APS Bridge Program

About the Inclusive Graduate Education Network (IGEN)

The Inclusive Graduate Education Network is a pilot effort that brings together a half dozen selective graduate programs in physics to develop, adopt, and share inclusive practices for recruiting, admitting, and retaining women and underrepresented minorities. Network partners also include physics professional societies, minority serving organizations in physics, and researchers in graduate education to leverage and build knowledge, resources, and connections to help transform the enterprise of graduate education in physics. The launch pilot builds on the APS Bridge Program, which has demonstrated initial success with increasing numbers of underrepresented minorities in physics Ph.D. programs.


Figure 1

Female URM Graph

Percentage of female and underrepresented ethnic/racial minority graduates from physics Ph.D. programs by program size (number of graduates per year), compared with physics bachelors' degrees.
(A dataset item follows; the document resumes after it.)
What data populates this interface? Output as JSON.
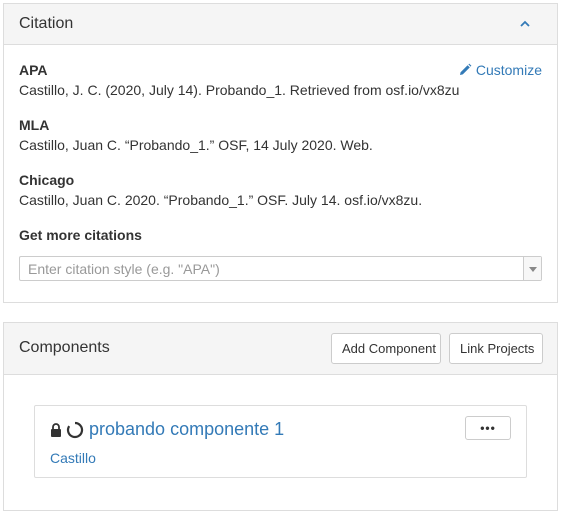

Physics awards smaller percentages of Ph.D.s to women (19%) and underrepresented ethnic and racial minorities (7%) than any other field in the sciences, and underrepresentation is especially pronounced at selective universities. As global competition for scientific talent heats up and US demographics shift, cultivating a robust domestic workforce is critical to U.S. technological leadership.

Underrepresentation is especially pronounced at selective universities that produce the largest numbers of doctoral degrees in physics (see Figure 1). Programs that award 20 or more Ph.D.s per year, which account for over 40% of all physics Ph.D.s in the U.S., would need approximately 20% more women and 50% more underrepresented ethnic and racial minority students just to reach parity with the gender and ethnic/racial composition of those who earn physics bachelors' degrees. The implications of these inequalities are far reaching, as selective universities educate most of the future faculty and leaders of the physics community.